Director General and Chief Executive Officer of the National Identity Management Commission (NIMC), Aliyu Aziz Abubakar has charged members of the Management of the Commission to ensure strict compliance with the provisions of the country’s Public Procurement Act.
The NIMC helmsman gave the charge in Lagos on Monday, while delivering his remarks at a 3-day Interactive Workshop on Procurement and understanding of the World Bank procurement process, procedures, and Ecosystem Enrolment readiness, organized by the Nigeria Digital Identification for Development (ID4D) Project, in collaboration with NIMC.
A statement jointly signed by the Nigeria Digital ID4D project Communications Manager, Walter Duru and NIMC’s Head of Corporate Communications, Kayode Adegoke, stated that the NIMC CEO stressed that the event was put together to enhance the capacity of the Management team on the provisions and application of the country’s Public Procurement Act.
He spoke on the need for similar training to be held more frequently to ensure improved capacity of team members on contemporary issues in public procurement.
In his statement of the workshop objectives, Project Coordinator, Nigeria Digital Identification Project, Musa Odole Solomon described the meeting as geared towards updating participants on contemporary issues in procurement, adding that “there was the need for understanding the meeting point between the country’s procurement laws and the World Bank’s procurement regulations.”
Also speaking, Director, Legal and Regulatory Affairs at NIMC, Hadiza Dagabana called for the amendment of Nigeria’s Public Procurement Act.
According to her, “the Public Procurement Act was passed in 2007. We are in 2023. A lot of things have changed over the years and there are so many gaps in the Act. It is time for an amendment.”

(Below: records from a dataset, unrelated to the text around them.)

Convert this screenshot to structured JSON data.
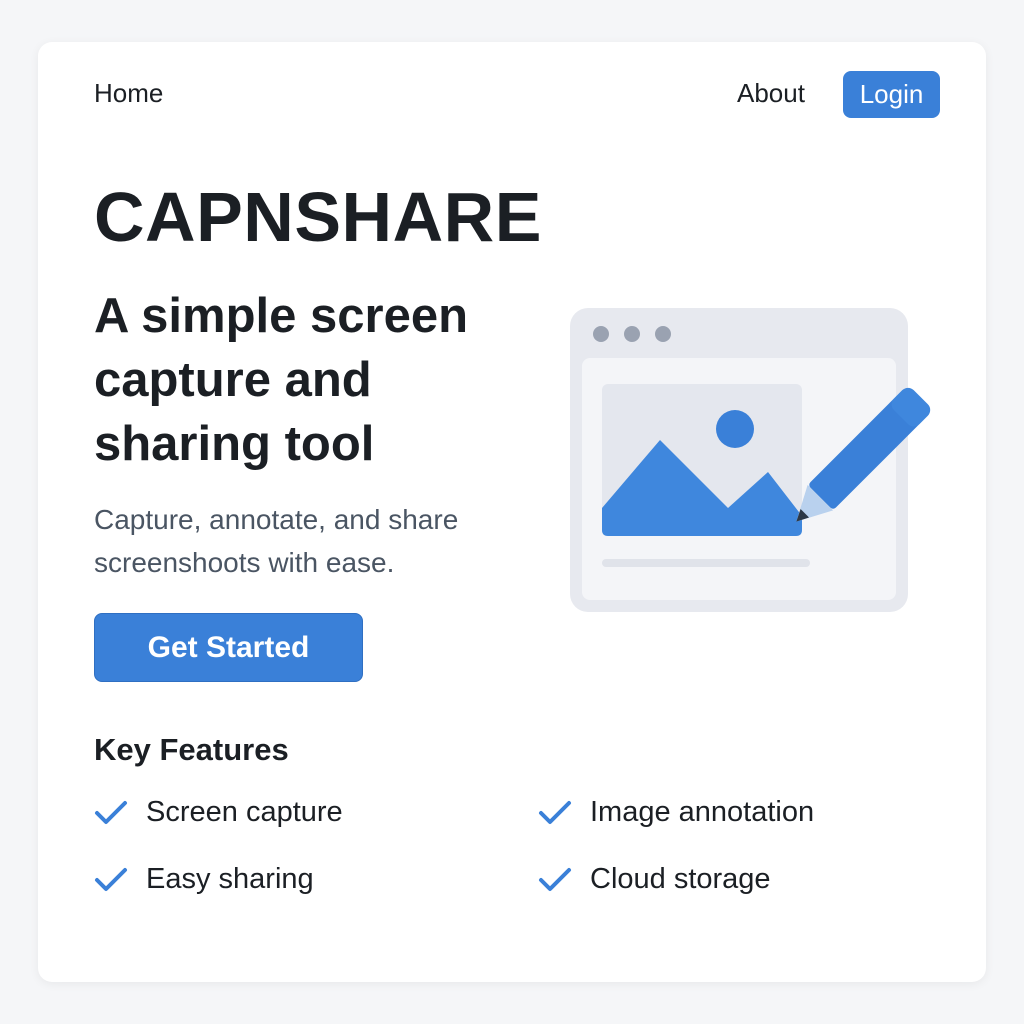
{
  "nav": {
    "home_label": "Home",
    "about_label": "About",
    "login_label": "Login"
  },
  "hero": {
    "brand": "CAPNSHARE",
    "headline": "A simple screen capture and sharing tool",
    "tagline": "Capture, annotate, and share screenshoots with ease.",
    "cta_label": "Get Started",
    "illustration_icon": "image-edit-illustration"
  },
  "features": {
    "title": "Key Features",
    "check_icon": "checkmark-icon",
    "items": [
      {
        "label": "Screen capture"
      },
      {
        "label": "Image annotation"
      },
      {
        "label": "Easy sharing"
      },
      {
        "label": "Cloud storage"
      }
    ]
  },
  "colors": {
    "accent": "#3a80d8",
    "page_bg": "#f5f6f8",
    "card_bg": "#ffffff",
    "text_dark": "#1b1f24",
    "text_muted": "#4a5563"
  }
}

She described the workshop as impactful, urging the participants to put into practice the knowledge acquired.
In her “Overview of Public Procurement Act (2007) and its convergence with the World Bank Procurement Regulations for Borrowers,” Acting Director of Procurement at the National Identity Management Commission, Nkoyo Iwok, called on public institutions in Nigeria to embrace transparency and accountability in all their transactions, reiterating that sanctions apply for violation of the public procurement law.
Iwok identified some common offences in procurement as “bid rigging, collusion, splitting of contracts, procurement fraud, altering procurement documents, willful refusal to allow bureau and its officers access to any procurement records and using fake documents.”

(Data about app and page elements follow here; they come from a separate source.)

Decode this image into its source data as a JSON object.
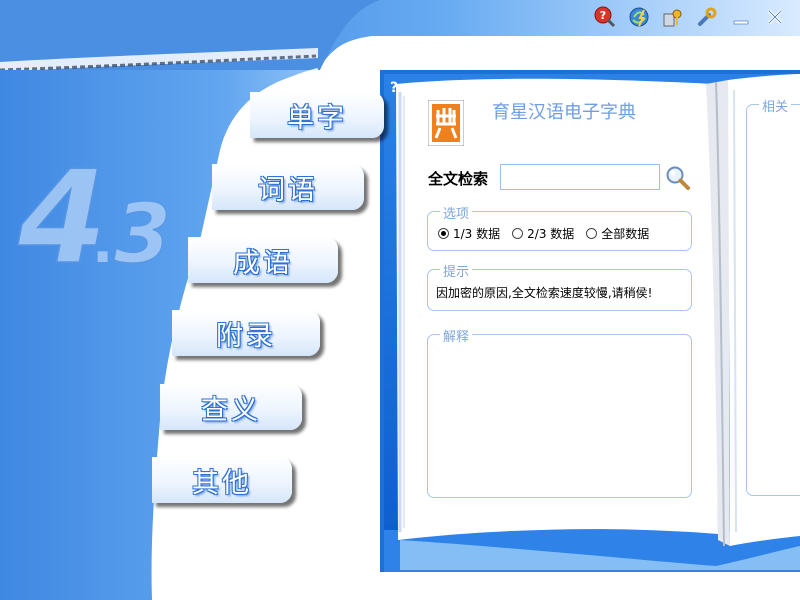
{
  "app": {
    "title": "育星汉语电子字典",
    "version_badge": "4.3",
    "help_label": "?"
  },
  "toolbar": [
    {
      "name": "help-icon",
      "color": "#d9342b"
    },
    {
      "name": "update-icon",
      "color": "#3b86d6"
    },
    {
      "name": "register-icon",
      "color": "#e0a020"
    },
    {
      "name": "settings-icon",
      "color": "#4a78b8"
    },
    {
      "name": "minimize-icon",
      "color": "#ffffff"
    },
    {
      "name": "close-icon",
      "color": "#ffffff"
    }
  ],
  "nav": {
    "items": [
      "单字",
      "词语",
      "成语",
      "附录",
      "查义",
      "其他"
    ]
  },
  "search": {
    "label": "全文检索",
    "value": "",
    "placeholder": ""
  },
  "options": {
    "legend": "选项",
    "items": [
      {
        "label": "1/3 数据",
        "checked": true
      },
      {
        "label": "2/3 数据",
        "checked": false
      },
      {
        "label": "全部数据",
        "checked": false
      }
    ]
  },
  "tips": {
    "legend": "提示",
    "text": "因加密的原因,全文检索速度较慢,请稍侯!"
  },
  "explain": {
    "legend": "解释"
  },
  "related": {
    "legend": "相关"
  },
  "colors": {
    "accent_blue": "#3f87e0",
    "deep_blue": "#1c66c8",
    "legend_blue": "#7fa6db",
    "logo_orange": "#f0801c"
  }
}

She highlighted some of the sanctions for violation of the Public Procurement Act including imprisonment, upon conviction, among others.
On the convergence between World Bank Procurement Guidelines for Borrowers & Nigeria Public Procurement Act 2007, Iwok stressed that “both the World Bank Procurement Guidelines and Nigeria’s Public Procurement Law emphasize the importance of procurement planning.”
On transparency and competition, she explained that “both the World Bank Procurement Guidelines and Nigeria’s Public Procurement Law promote transparency and competition in procurement processes.”
Continuing, she argued that “while there are some similarities between the two procurement frameworks, it is important to note that the World Bank Procurement Guidelines are generally more comprehensive and detailed than Nigeria’s Public Procurement Law.
As such, borrowers in Nigeria that are subject to the World Bank Procurement Guidelines will need to ensure that their procurement practices are consistent with both frameworks,” she stressed.
In his presentation on Proposal and Bid Evaluation procedures/Project Risk Management and Control strategy, Procurement Officer, the Project Implementation Unit of the Nigeria Digital ID4D, Ibrahim Abu, argued that “procurement is infused with numerous risks,” even as he made a case for proper risk management practices and tactics to reduce same.